(Problem to work on) The answer required is how many lines of the following entries contain the word "JSON", with no other words.

(Records provided)
▬▬▬▬▬▬

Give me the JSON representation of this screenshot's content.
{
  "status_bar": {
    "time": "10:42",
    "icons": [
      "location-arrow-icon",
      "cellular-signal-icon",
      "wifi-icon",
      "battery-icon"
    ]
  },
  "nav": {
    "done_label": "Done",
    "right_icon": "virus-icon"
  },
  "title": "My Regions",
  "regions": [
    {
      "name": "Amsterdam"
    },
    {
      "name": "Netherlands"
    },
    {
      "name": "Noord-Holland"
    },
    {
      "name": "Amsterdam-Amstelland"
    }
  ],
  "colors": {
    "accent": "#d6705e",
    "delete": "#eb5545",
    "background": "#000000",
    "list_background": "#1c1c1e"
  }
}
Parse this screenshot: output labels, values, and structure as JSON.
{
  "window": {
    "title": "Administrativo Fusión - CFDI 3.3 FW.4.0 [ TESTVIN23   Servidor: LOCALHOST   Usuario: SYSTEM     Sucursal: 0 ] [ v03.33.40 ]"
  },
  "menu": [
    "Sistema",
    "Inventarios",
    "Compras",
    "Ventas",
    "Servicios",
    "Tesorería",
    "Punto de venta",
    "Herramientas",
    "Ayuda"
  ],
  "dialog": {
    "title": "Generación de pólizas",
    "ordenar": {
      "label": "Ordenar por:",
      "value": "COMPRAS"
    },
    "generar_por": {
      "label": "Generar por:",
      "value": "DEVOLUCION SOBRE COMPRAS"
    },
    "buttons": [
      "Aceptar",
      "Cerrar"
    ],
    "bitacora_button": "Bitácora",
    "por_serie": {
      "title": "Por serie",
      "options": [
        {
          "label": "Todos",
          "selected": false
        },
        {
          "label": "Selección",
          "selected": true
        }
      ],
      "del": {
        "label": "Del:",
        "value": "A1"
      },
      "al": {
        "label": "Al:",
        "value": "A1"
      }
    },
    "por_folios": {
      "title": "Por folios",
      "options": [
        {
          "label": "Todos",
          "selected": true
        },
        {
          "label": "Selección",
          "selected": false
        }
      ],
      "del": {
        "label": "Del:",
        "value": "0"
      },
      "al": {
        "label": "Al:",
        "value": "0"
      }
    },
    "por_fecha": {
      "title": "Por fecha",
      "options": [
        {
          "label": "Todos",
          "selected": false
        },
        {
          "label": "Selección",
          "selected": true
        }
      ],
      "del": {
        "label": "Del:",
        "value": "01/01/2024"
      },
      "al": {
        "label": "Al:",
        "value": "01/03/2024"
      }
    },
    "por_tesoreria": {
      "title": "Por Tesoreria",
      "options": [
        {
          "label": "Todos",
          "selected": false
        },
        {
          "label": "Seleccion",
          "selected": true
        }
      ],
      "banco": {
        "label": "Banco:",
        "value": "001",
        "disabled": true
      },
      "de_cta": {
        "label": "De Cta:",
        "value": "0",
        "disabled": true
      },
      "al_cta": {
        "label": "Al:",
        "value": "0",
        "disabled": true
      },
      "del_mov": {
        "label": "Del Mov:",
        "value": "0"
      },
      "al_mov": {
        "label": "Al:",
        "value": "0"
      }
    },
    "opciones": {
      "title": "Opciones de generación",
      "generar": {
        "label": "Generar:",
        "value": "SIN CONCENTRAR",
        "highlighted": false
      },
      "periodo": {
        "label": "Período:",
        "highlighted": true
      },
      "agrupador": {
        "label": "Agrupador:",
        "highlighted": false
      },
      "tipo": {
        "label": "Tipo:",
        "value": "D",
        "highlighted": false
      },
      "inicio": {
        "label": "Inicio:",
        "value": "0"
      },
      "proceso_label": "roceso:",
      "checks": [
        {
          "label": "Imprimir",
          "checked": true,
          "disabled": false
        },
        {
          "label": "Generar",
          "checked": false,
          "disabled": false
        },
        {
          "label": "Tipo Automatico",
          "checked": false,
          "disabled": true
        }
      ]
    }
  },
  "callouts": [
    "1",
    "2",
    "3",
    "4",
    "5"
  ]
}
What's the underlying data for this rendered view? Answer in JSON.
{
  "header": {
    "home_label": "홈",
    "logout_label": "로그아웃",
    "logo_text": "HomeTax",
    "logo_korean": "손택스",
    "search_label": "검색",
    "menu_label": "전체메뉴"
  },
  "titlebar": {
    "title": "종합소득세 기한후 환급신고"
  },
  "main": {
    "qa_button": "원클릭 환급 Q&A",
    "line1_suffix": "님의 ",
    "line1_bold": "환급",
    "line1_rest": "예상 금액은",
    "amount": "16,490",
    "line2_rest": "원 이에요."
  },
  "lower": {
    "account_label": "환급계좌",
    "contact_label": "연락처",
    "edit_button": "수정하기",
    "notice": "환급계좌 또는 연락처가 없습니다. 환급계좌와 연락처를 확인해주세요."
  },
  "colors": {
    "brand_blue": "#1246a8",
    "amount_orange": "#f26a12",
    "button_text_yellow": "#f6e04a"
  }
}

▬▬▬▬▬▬

(Response to this task) 3